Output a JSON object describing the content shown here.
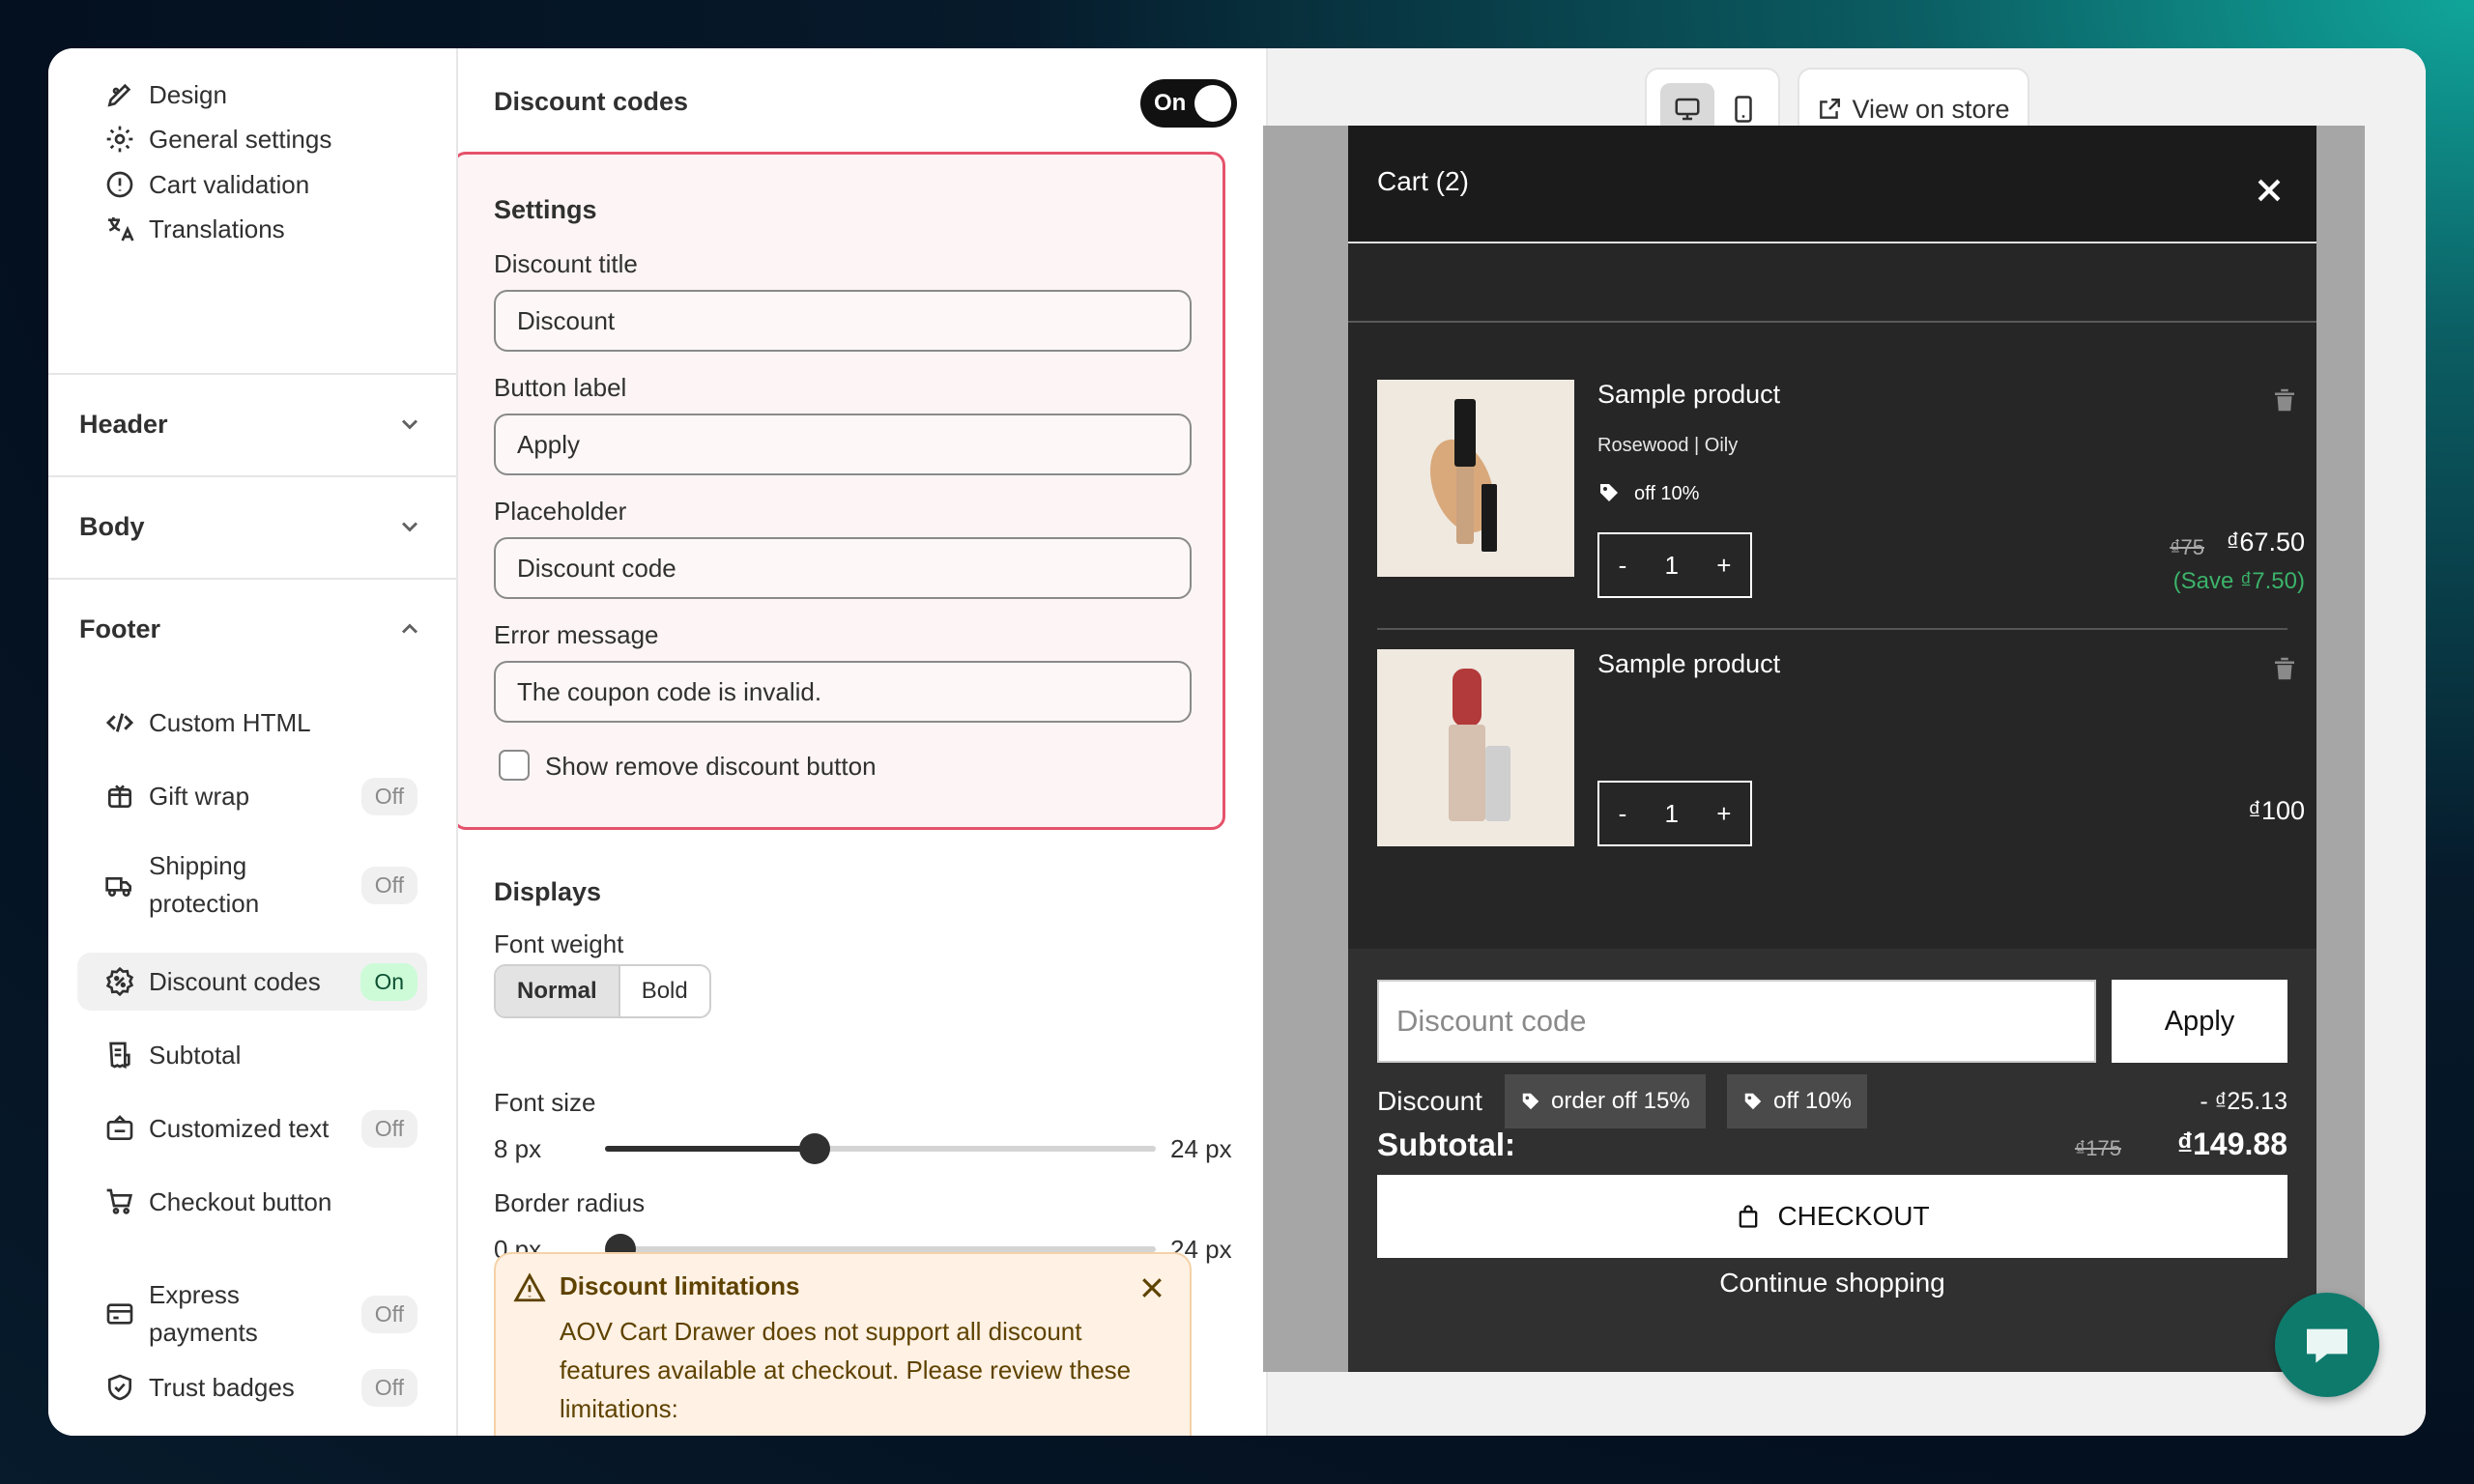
{
  "sidebar": {
    "items_top": [
      {
        "label": "Design",
        "icon": "design-icon"
      },
      {
        "label": "General settings",
        "icon": "gear-icon"
      },
      {
        "label": "Cart validation",
        "icon": "alert-circle-icon"
      },
      {
        "label": "Translations",
        "icon": "translate-icon"
      }
    ],
    "sections": {
      "header": "Header",
      "body": "Body",
      "footer": "Footer"
    },
    "footer_items": [
      {
        "label": "Custom HTML",
        "badge": ""
      },
      {
        "label": "Gift wrap",
        "badge": "Off"
      },
      {
        "label": "Shipping protection",
        "badge": "Off"
      },
      {
        "label": "Discount codes",
        "badge": "On"
      },
      {
        "label": "Subtotal",
        "badge": ""
      },
      {
        "label": "Customized text",
        "badge": "Off"
      },
      {
        "label": "Checkout button",
        "badge": ""
      },
      {
        "label": "Express payments",
        "badge": "Off"
      },
      {
        "label": "Trust badges",
        "badge": "Off"
      }
    ]
  },
  "settings": {
    "title": "Discount codes",
    "toggle": "On",
    "settings_heading": "Settings",
    "discount_title_label": "Discount title",
    "discount_title_value": "Discount",
    "button_label_label": "Button label",
    "button_label_value": "Apply",
    "placeholder_label": "Placeholder",
    "placeholder_value": "Discount code",
    "error_label": "Error message",
    "error_value": "The coupon code is invalid.",
    "show_remove_label": "Show remove discount button",
    "displays_heading": "Displays",
    "font_weight_label": "Font weight",
    "font_weight_options": [
      "Normal",
      "Bold"
    ],
    "font_weight_selected": "Normal",
    "font_size_label": "Font size",
    "font_size_min": "8 px",
    "font_size_max": "24 px",
    "font_size_level": 0.38,
    "border_radius_label": "Border radius",
    "border_radius_min": "0 px",
    "border_radius_max": "24 px",
    "border_radius_level": 0.0,
    "warning_title": "Discount limitations",
    "warning_text": "AOV Cart Drawer does not support all discount features available at checkout. Please review these limitations:"
  },
  "preview": {
    "view_on_store": "View on store",
    "cart_title": "Cart (2)",
    "products": [
      {
        "name": "Sample product",
        "variant": "Rosewood | Oily",
        "discount_tag": "off 10%",
        "qty": "1",
        "old_price": "₫75",
        "price": "₫67.50",
        "save": "(Save ₫7.50)"
      },
      {
        "name": "Sample product",
        "variant": "",
        "discount_tag": "",
        "qty": "1",
        "old_price": "",
        "price": "₫100",
        "save": ""
      }
    ],
    "qty_minus": "-",
    "qty_plus": "+",
    "discount_placeholder": "Discount code",
    "apply_label": "Apply",
    "discount_label": "Discount",
    "discount_tags": [
      "order off 15%",
      "off 10%"
    ],
    "discount_amount": "- ₫25.13",
    "subtotal_label": "Subtotal:",
    "subtotal_old": "₫175",
    "subtotal_value": "₫149.88",
    "checkout_label": "CHECKOUT",
    "continue_label": "Continue shopping"
  },
  "colors": {
    "accent_red": "#e5526b",
    "save_green": "#3bb36a",
    "on_badge": "#cdfbd8"
  }
}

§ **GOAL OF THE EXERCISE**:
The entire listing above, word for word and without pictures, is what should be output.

§ **OUTPUT FOR THIS TASK**:
Output a JSON object describing the content shown here.
{
  "sidebar": {
    "items_top": [
      {
        "label": "Design",
        "icon": "design-icon"
      },
      {
        "label": "General settings",
        "icon": "gear-icon"
      },
      {
        "label": "Cart validation",
        "icon": "alert-circle-icon"
      },
      {
        "label": "Translations",
        "icon": "translate-icon"
      }
    ],
    "sections": {
      "header": "Header",
      "body": "Body",
      "footer": "Footer"
    },
    "footer_items": [
      {
        "label": "Custom HTML",
        "badge": ""
      },
      {
        "label": "Gift wrap",
        "badge": "Off"
      },
      {
        "label": "Shipping protection",
        "badge": "Off"
      },
      {
        "label": "Discount codes",
        "badge": "On"
      },
      {
        "label": "Subtotal",
        "badge": ""
      },
      {
        "label": "Customized text",
        "badge": "Off"
      },
      {
        "label": "Checkout button",
        "badge": ""
      },
      {
        "label": "Express payments",
        "badge": "Off"
      },
      {
        "label": "Trust badges",
        "badge": "Off"
      }
    ]
  },
  "settings": {
    "title": "Discount codes",
    "toggle": "On",
    "settings_heading": "Settings",
    "discount_title_label": "Discount title",
    "discount_title_value": "Discount",
    "button_label_label": "Button label",
    "button_label_value": "Apply",
    "placeholder_label": "Placeholder",
    "placeholder_value": "Discount code",
    "error_label": "Error message",
    "error_value": "The coupon code is invalid.",
    "show_remove_label": "Show remove discount button",
    "displays_heading": "Displays",
    "font_weight_label": "Font weight",
    "font_weight_options": [
      "Normal",
      "Bold"
    ],
    "font_weight_selected": "Normal",
    "font_size_label": "Font size",
    "font_size_min": "8 px",
    "font_size_max": "24 px",
    "font_size_level": 0.38,
    "border_radius_label": "Border radius",
    "border_radius_min": "0 px",
    "border_radius_max": "24 px",
    "border_radius_level": 0.0,
    "warning_title": "Discount limitations",
    "warning_text": "AOV Cart Drawer does not support all discount features available at checkout. Please review these limitations:"
  },
  "preview": {
    "view_on_store": "View on store",
    "cart_title": "Cart (2)",
    "products": [
      {
        "name": "Sample product",
        "variant": "Rosewood | Oily",
        "discount_tag": "off 10%",
        "qty": "1",
        "old_price": "₫75",
        "price": "₫67.50",
        "save": "(Save ₫7.50)"
      },
      {
        "name": "Sample product",
        "variant": "",
        "discount_tag": "",
        "qty": "1",
        "old_price": "",
        "price": "₫100",
        "save": ""
      }
    ],
    "qty_minus": "-",
    "qty_plus": "+",
    "discount_placeholder": "Discount code",
    "apply_label": "Apply",
    "discount_label": "Discount",
    "discount_tags": [
      "order off 15%",
      "off 10%"
    ],
    "discount_amount": "- ₫25.13",
    "subtotal_label": "Subtotal:",
    "subtotal_old": "₫175",
    "subtotal_value": "₫149.88",
    "checkout_label": "CHECKOUT",
    "continue_label": "Continue shopping"
  },
  "colors": {
    "accent_red": "#e5526b",
    "save_green": "#3bb36a",
    "on_badge": "#cdfbd8"
  }
}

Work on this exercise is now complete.